After weeks of public debate, the government has decided that Ghanaians should bite the bullet as it has upwardly adjusted the prices of petroleum products by between 15 and 50 per cent.
Individuals, government functionaries and agencies joined the debate on the pros and cons of the removal of subsidies on petroleum products.
The Bank of Ghana, on its outlook on the economy, stated that the subsidies were unsustainable and noted that pressure related to fuel subsidies and other matters could act to offset the gains made in macro-economic stability.
Other people, including the National Security Co-ordinator, Lt Col Larry Gbevlo-Lartey (retd), have also cautioned against the subsidies that have created a booming business in the smuggling of petroleum products across our borders.
Some others, in their personal capacity, such as Dr Charles Wereko-Brobby, have threatened court action against the removal of fuel subsidies.
The Ghana Trades Union Congress (TUC) has always taken a position against fuel price adjustments and particularly the removal of subsidies, holding the view that the removal of subsidies will lead to hikes in fuel prices, with ripple effects throughout the economy.
We saw this day of an upward adjustment in petroleum prices coming when government officials started flying the kite in a public relations gimmick to prepare the minds of the public against any backlash.
It appears the campaign worked to calm public agitation to a large extent, as reactions to the price adjustment are mixed.
Already, the Ghana Road Transport Council has released new transport fares, which means that commuters will pay more for transportation. This also means that the prices of foodstuffs and other goods and services will go up because of the ripple effect.
In addition, domestic and commercial users of liquified petroleum gas (LPG) will pay more, meaning their budgets will be stretched further. At least for those who use it for commercial purposes, the cost will be passed onto the consumer.
We are sure the government is aware of the effects of fuel price adjustments on the market. In this case, we are not talking only of the market where goods and services are traded but on the job market which has been boiling since the beginning of the year over uncompleted business in the implementation of the Single Spine Pay Policy (SSPP).
The Daily Graphic appreciates the challenges imposed on the government by the continuous subsidisation of fuel prices in the country. The policy imposes a Herculean task on the government in trying to support activities that will bring comfort to the people.
We urge the government, in the short to long-term, to introduce measures such as safety nets to cushion the effects of the price adjustments, especially on the poor, vulnerable and excluded.
If that is not done, the objective of the government to halt the collapse of the economy will lead to social upheavals and tension because more hardship will be imposed on mostly wage earners, pensioners and other vulnerable groups.
The Daily Graphic urges the government to strengthen the public transport system and other services that affect the poor.
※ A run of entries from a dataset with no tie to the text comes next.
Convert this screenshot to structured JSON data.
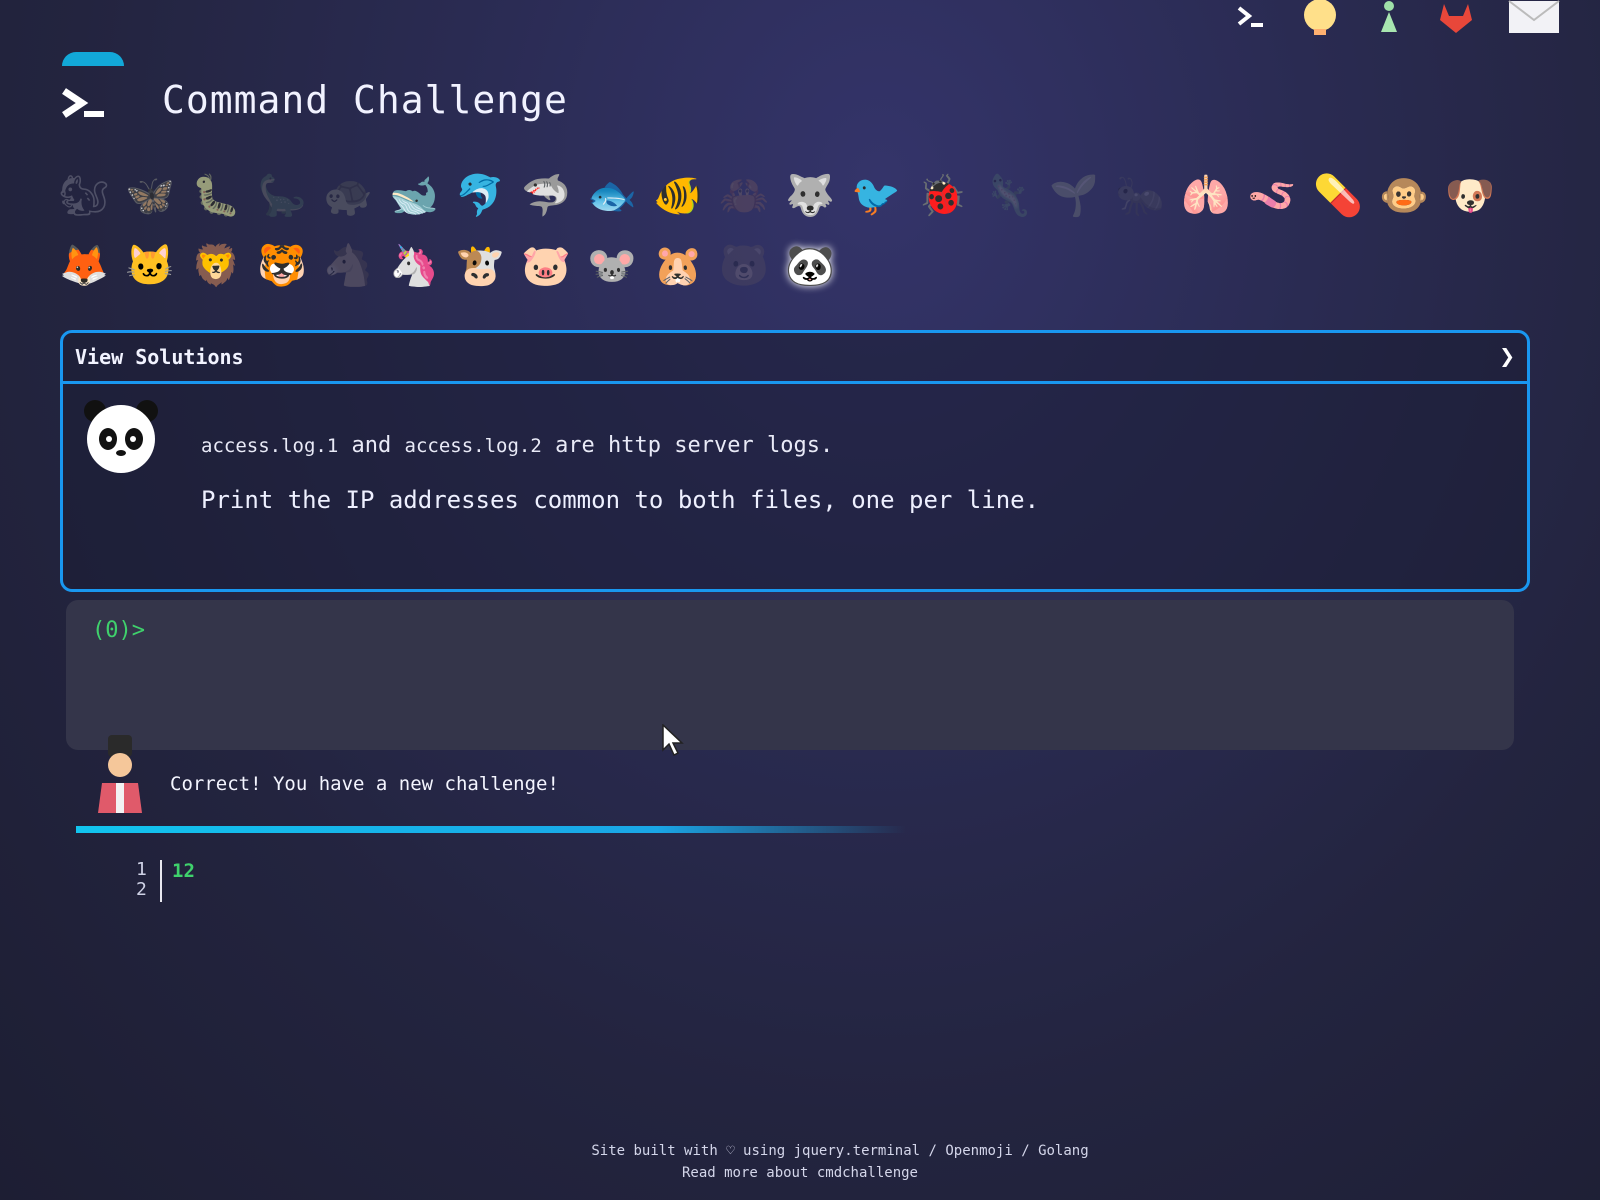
{
  "header": {
    "title": "Command Challenge",
    "top_icons": [
      "terminal-icon",
      "lightbulb-icon",
      "person-icon",
      "gitlab-icon",
      "mail-icon"
    ]
  },
  "animals": {
    "row1": [
      "chipmunk",
      "butterfly",
      "caterpillar",
      "dinosaur",
      "turtle",
      "whale",
      "dolphin",
      "shark",
      "fish",
      "tropical-fish",
      "crab",
      "wolf",
      "bird",
      "beetle",
      "lizard",
      "plant",
      "ant",
      "lungs",
      "worm",
      "blue-pill",
      "monkey",
      "dog"
    ],
    "row2": [
      "fox",
      "cat",
      "lion",
      "tiger",
      "horse-head",
      "unicorn",
      "cow",
      "pig",
      "mouse",
      "hamster",
      "bear",
      "panda"
    ],
    "selected": "panda"
  },
  "panel": {
    "header_label": "View Solutions",
    "file1": "access.log.1",
    "and_word": "and",
    "file2": "access.log.2",
    "tail": "are http server logs.",
    "instruction": "Print the IP addresses common to both files, one per line."
  },
  "terminal": {
    "prompt": "(0)>"
  },
  "feedback": {
    "message": "Correct! You have a new challenge!"
  },
  "output": {
    "line_numbers": [
      "1",
      "2"
    ],
    "value": "12"
  },
  "footer": {
    "line1": "Site built with ♡ using jquery.terminal / Openmoji / Golang",
    "line2": "Read more about cmdchallenge"
  },
  "colors": {
    "accent": "#1997f0",
    "prompt_green": "#3fd16c"
  }
}
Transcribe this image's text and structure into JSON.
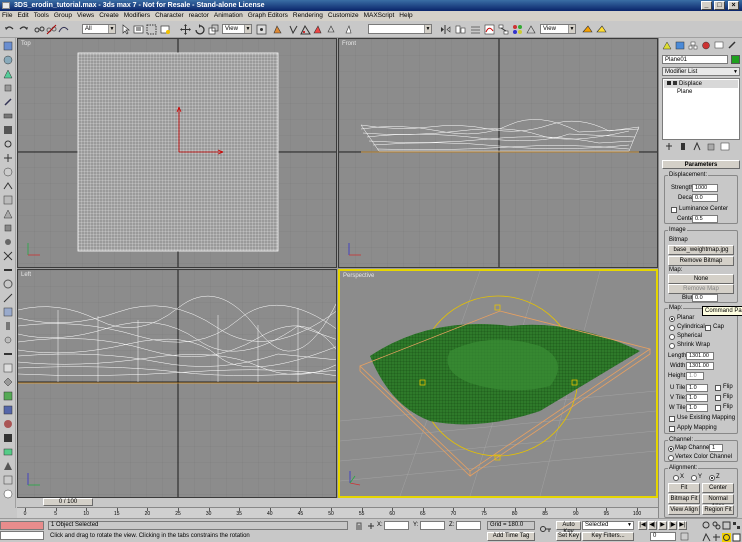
{
  "window": {
    "title": "3DS_erodin_tutorial.max - 3ds max 7  - Not for Resale - Stand-alone License",
    "minimize": "_",
    "maximize": "□",
    "close": "×"
  },
  "menu": [
    "File",
    "Edit",
    "Tools",
    "Group",
    "Views",
    "Create",
    "Modifiers",
    "Character",
    "reactor",
    "Animation",
    "Graph Editors",
    "Rendering",
    "Customize",
    "MAXScript",
    "Help"
  ],
  "toolbar": {
    "selection_filter": "All",
    "ref_coord": "View",
    "named_sel": "",
    "view_dropdown": "View"
  },
  "viewports": {
    "top": "Top",
    "front": "Front",
    "left": "Left",
    "perspective": "Perspective"
  },
  "command_panel": {
    "object_name": "Plane01",
    "object_color": "#1ea01e",
    "modifier_list": "Modifier List",
    "stack": [
      "Displace",
      "Plane"
    ],
    "rollout_title": "Parameters",
    "displacement": {
      "title": "Displacement:",
      "strength_label": "Strength:",
      "strength": "1000",
      "decay_label": "Decay:",
      "decay": "0.0",
      "luminance_center": "Luminance Center",
      "center_label": "Center:",
      "center": "0.5"
    },
    "image": {
      "title": "Image",
      "bitmap_label": "Bitmap",
      "bitmap_file": "base_weightmap.jpg",
      "remove_bitmap": "Remove Bitmap",
      "map_label": "Map:",
      "map_none": "None",
      "remove_map": "Remove Map",
      "blur_label": "Blur:",
      "blur": "0.0"
    },
    "tooltip": "Command Panel",
    "map": {
      "title": "Map:",
      "planar": "Planar",
      "cylindrical": "Cylindrical",
      "cap": "Cap",
      "spherical": "Spherical",
      "shrink_wrap": "Shrink Wrap",
      "length_label": "Length:",
      "length": "1301.00",
      "width_label": "Width:",
      "width": "1301.00",
      "height_label": "Height:",
      "height": "1.0",
      "utile_label": "U Tile:",
      "utile": "1.0",
      "vtile_label": "V Tile:",
      "vtile": "1.0",
      "wtile_label": "W Tile:",
      "wtile": "1.0",
      "flip": "Flip",
      "use_existing": "Use Existing Mapping",
      "apply_mapping": "Apply Mapping"
    },
    "channel": {
      "title": "Channel:",
      "map_channel": "Map Channel:",
      "map_channel_value": "1",
      "vertex_color": "Vertex Color Channel"
    },
    "alignment": {
      "title": "Alignment:",
      "x": "X",
      "y": "Y",
      "z": "Z",
      "fit": "Fit",
      "center": "Center",
      "bitmap_fit": "Bitmap Fit",
      "normal_align": "Normal Align",
      "view_align": "View Align",
      "region_fit": "Region Fit"
    }
  },
  "timeline": {
    "frame_slider": "0 / 100",
    "ticks": [
      "0",
      "5",
      "10",
      "15",
      "20",
      "25",
      "30",
      "35",
      "40",
      "45",
      "50",
      "55",
      "60",
      "65",
      "70",
      "75",
      "80",
      "85",
      "90",
      "95",
      "100"
    ]
  },
  "status": {
    "selection": "1 Object Selected",
    "prompt": "Click and drag to rotate the view.  Clicking in the tabs constrains the rotation",
    "x_label": "X:",
    "y_label": "Y:",
    "z_label": "Z:",
    "grid": "Grid = 180.0",
    "add_time_tag": "Add Time Tag",
    "auto_key": "Auto Key",
    "set_key": "Set Key",
    "selected": "Selected",
    "key_filters": "Key Filters...",
    "frame": "0"
  }
}
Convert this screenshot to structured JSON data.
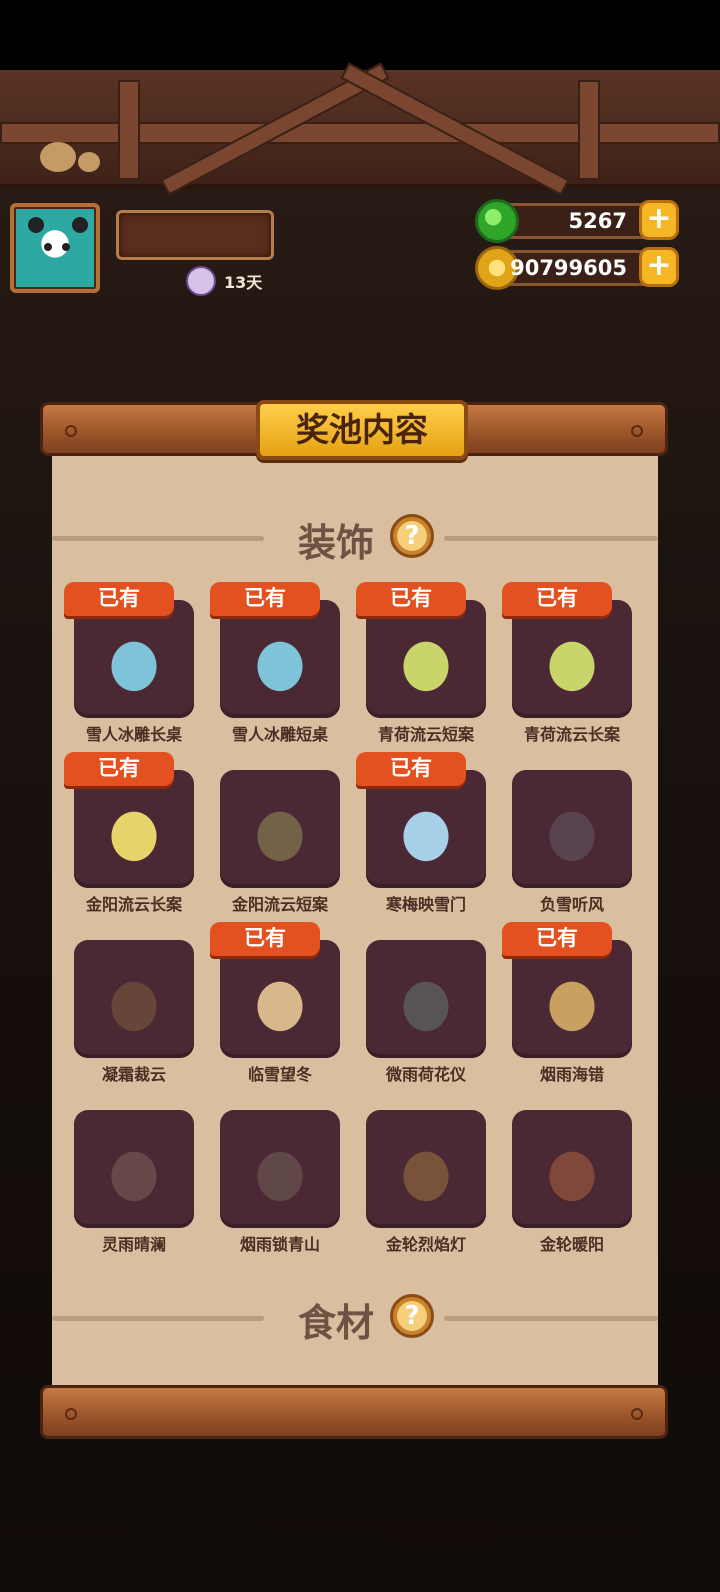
{
  "hud": {
    "days": "13天",
    "gems": "5267",
    "coins": "90799605",
    "plus_label": "+"
  },
  "panel": {
    "title": "奖池内容",
    "section_decor": "装饰",
    "section_food": "食材",
    "help_label": "?",
    "owned_label": "已有"
  },
  "items": [
    {
      "name": "雪人冰雕长桌",
      "owned": true
    },
    {
      "name": "雪人冰雕短桌",
      "owned": true
    },
    {
      "name": "青荷流云短案",
      "owned": true
    },
    {
      "name": "青荷流云长案",
      "owned": true
    },
    {
      "name": "金阳流云长案",
      "owned": true
    },
    {
      "name": "金阳流云短案",
      "owned": false
    },
    {
      "name": "寒梅映雪门",
      "owned": true
    },
    {
      "name": "负雪听风",
      "owned": false
    },
    {
      "name": "凝霜裁云",
      "owned": false
    },
    {
      "name": "临雪望冬",
      "owned": true
    },
    {
      "name": "微雨荷花仪",
      "owned": false
    },
    {
      "name": "烟雨海错",
      "owned": true
    },
    {
      "name": "灵雨晴澜",
      "owned": false
    },
    {
      "name": "烟雨锁青山",
      "owned": false
    },
    {
      "name": "金轮烈焰灯",
      "owned": false
    },
    {
      "name": "金轮暖阳",
      "owned": false
    }
  ]
}
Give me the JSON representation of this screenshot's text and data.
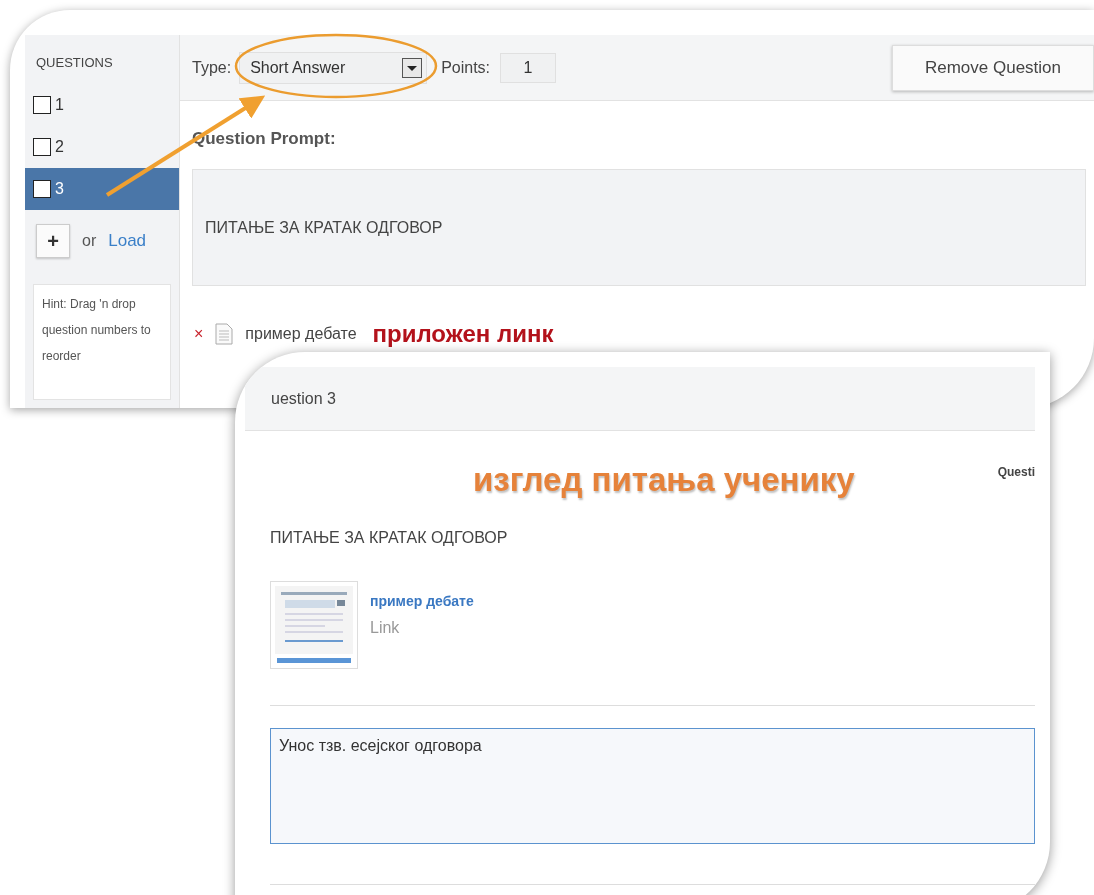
{
  "editor": {
    "sidebar": {
      "title": "QUESTIONS",
      "items": [
        {
          "label": "1",
          "selected": false,
          "checked": false
        },
        {
          "label": "2",
          "selected": false,
          "checked": false
        },
        {
          "label": "3",
          "selected": true,
          "checked": false
        }
      ],
      "add_button": "+",
      "or_text": "or",
      "load_link": "Load",
      "hint": "Hint: Drag 'n drop question numbers to reorder"
    },
    "toolbar": {
      "type_label": "Type:",
      "type_value": "Short Answer",
      "points_label": "Points:",
      "points_value": "1",
      "remove_button": "Remove Question"
    },
    "prompt_label": "Question Prompt:",
    "prompt_text": "ПИТАЊЕ ЗА КРАТАК ОДГОВОР",
    "attachment": {
      "remove_icon": "×",
      "name": "пример дебате"
    },
    "annotation": "приложен линк"
  },
  "preview": {
    "title": "uestion 3",
    "annotation": "изглед питања ученику",
    "side_label": "Questi",
    "prompt_text": "ПИТАЊЕ ЗА КРАТАК ОДГОВОР",
    "attachment": {
      "title": "пример дебате",
      "kind_label": "Link"
    },
    "answer_value": "Унос тзв. есејског одговора"
  }
}
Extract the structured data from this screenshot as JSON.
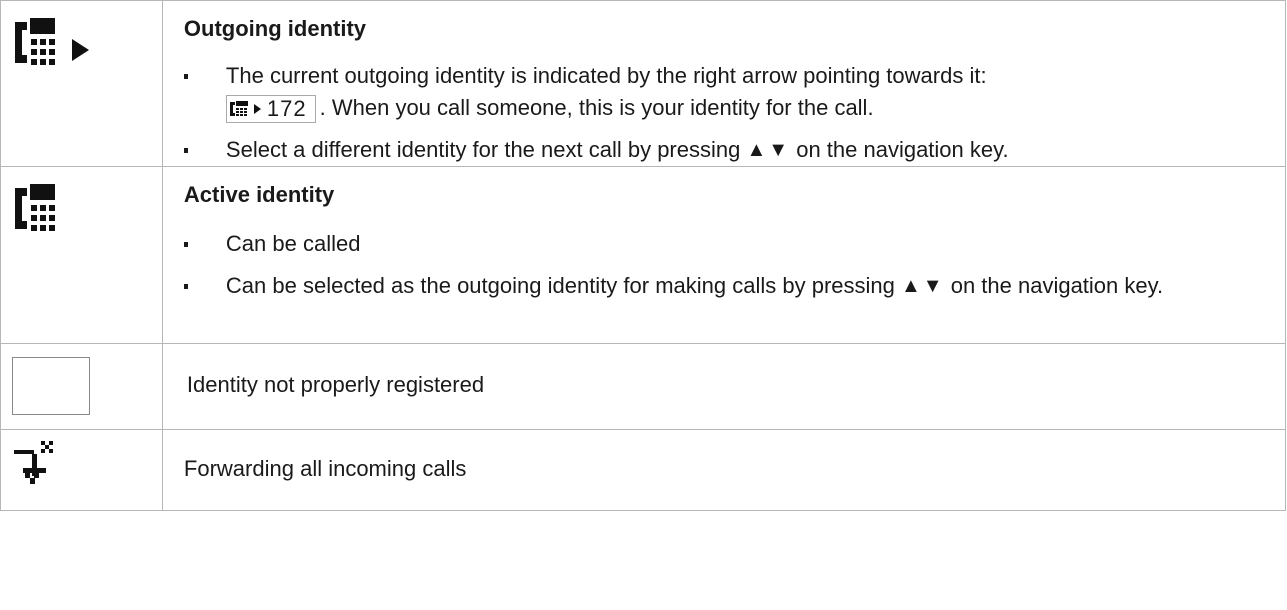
{
  "rows": [
    {
      "icon": "outgoing-identity-phone-icon",
      "heading": "Outgoing identity",
      "bullets": {
        "first_part1": "The current outgoing identity is indicated by the right arrow pointing towards it:",
        "display_number": "172",
        "first_part2": ". When you call someone, this is your identity for the call.",
        "second_part1": "Select a different identity for the next call by pressing",
        "arrows": "▲▼",
        "second_part2": "on the navigation key."
      }
    },
    {
      "icon": "active-identity-phone-icon",
      "heading": "Active identity",
      "bullets": {
        "first": "Can be called",
        "second_part1": "Can be selected as the outgoing identity for making calls by pressing",
        "arrows": "▲▼",
        "second_part2": "on the navigation key."
      }
    },
    {
      "icon": "empty-box-icon",
      "text": "Identity not properly registered"
    },
    {
      "icon": "call-forward-icon",
      "text": "Forwarding all incoming calls"
    }
  ]
}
Going forward, however, it will be necessary for the government to look at the conditions that necessitated the introduction of the subsidies on fuel before deciding on the removal of the remaining subsidies.
We must not forget that anytime the prices of petroleum products go up, workers demand more pay and their leaders have always factored those adjustments into their negotiations.
We need to look at the issues again in order to arrive at the best policy options that will take the country out of the woods.